Career highlights: Executive vice president, scientific affairs, Forest Laboratories Inc.; vice president, scientific affairs, Forest Laboratories; senior vice president, clinical research and development, Sandoz Pharmaceutical Corp.; corporate vice president, clinical development and medical affairs, Upjohn Co.; vice president, clinical development and medical affairs, Upjohn; executive director, clinical pharmacology, Upjohn; director, drug metabolism research, Upjohn; research physician, Upjohn.
Education: BS, chemical engineering, Tufts University; MS, chemical engineering, Rutgers University; PhD, biomedical engineering, and MD, Case Western Reserve University.
Personal: Commutes from Randolph, N.J., to work in Columbia during the week. Wife, Illene, and their son, Andrew, 15, are to move to the area in a few months. Daughter Rachel, 20, is in college.
How did you get to where you are?
From the beginning, my research centered on the study of novel drug delivery systems. Over the course of this research, I also developed an interest in how drugs work in man and by extension how drugs delivered by novel delivery systems work in man. After appropriate post-graduate training in internal medicine and clinical pharmacology, I took a position at the Upjohn. This provided me the opportunity to both study new drugs for the first time in man and novel drug delivery systems in the laboratory, taking this technology from the bench to the bedside where I directed the early clinical research.
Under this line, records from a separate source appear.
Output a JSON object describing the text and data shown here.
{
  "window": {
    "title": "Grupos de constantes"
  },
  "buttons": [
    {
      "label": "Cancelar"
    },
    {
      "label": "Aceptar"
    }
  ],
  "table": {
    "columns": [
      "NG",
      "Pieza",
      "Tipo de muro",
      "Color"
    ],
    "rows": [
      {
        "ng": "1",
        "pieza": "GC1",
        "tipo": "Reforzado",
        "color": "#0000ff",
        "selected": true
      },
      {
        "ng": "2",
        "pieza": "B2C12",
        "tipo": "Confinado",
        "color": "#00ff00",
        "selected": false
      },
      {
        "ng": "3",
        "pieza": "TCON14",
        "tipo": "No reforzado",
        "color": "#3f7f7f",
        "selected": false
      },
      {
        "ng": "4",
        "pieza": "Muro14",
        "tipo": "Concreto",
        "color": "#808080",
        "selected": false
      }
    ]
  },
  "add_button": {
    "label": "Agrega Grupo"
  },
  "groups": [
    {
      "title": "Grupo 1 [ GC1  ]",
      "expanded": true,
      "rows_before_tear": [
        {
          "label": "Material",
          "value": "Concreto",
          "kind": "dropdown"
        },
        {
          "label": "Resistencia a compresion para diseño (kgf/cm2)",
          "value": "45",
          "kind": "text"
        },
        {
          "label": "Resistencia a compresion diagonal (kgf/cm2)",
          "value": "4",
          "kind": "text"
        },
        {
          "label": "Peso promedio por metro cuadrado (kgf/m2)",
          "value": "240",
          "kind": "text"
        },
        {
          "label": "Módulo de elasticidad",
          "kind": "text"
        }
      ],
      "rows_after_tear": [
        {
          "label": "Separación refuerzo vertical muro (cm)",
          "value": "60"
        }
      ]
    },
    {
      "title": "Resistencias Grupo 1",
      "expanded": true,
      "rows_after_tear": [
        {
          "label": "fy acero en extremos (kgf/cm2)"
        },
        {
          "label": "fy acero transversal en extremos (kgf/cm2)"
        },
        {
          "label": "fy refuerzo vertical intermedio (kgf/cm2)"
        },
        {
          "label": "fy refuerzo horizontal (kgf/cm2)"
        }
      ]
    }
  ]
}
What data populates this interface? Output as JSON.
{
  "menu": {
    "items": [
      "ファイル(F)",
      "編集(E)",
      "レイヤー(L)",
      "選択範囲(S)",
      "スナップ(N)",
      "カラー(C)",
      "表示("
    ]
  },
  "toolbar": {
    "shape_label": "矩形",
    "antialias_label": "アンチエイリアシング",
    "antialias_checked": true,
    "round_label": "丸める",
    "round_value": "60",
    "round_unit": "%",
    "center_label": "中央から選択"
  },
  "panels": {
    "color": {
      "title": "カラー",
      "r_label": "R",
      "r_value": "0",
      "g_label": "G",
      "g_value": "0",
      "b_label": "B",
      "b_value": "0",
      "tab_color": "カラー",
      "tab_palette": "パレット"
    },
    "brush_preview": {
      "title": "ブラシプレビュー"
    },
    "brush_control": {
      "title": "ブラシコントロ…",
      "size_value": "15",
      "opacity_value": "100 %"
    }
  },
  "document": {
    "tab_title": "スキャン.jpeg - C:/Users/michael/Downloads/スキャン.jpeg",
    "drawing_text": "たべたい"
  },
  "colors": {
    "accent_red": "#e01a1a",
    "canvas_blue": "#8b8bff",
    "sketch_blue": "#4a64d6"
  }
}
After a few years, I was given the opportunity through a series of management appointments at Upjohn and subsequently at Sandoz and Forest Laboratories to take on greater research responsibilities. And for a period of time my focus changed from drug delivery systems to general drug development. But I always had an interest in coming back to the study and development of novel drug delivery systems. This ultimately led to my decision to join Celsion as chief executive and president.
I'm very excited by the opportunity offered here at Celsion to work on a technology [that] may allow for the target delivery of cancer drugs directly to the tumor where it can be selectively activated by the application of focused heat. The first application of this technology involves the study of liver cancer patients where patients receive an injection of a drug carrier called liposome, which is essentially a small lipid package containing a known anti-cancer drug, Doxorubicin. . . . My coming to Celsion was a great fit for both my research interests in drug delivery and oncology with my drug development experience. This is coupled with my desire to grow a company from its earliest beginnings into a viable business capable of marketing drugs and drug delivery systems of real therapeutic value to patients in dire need of effective treatments.
-- Judith Mbuya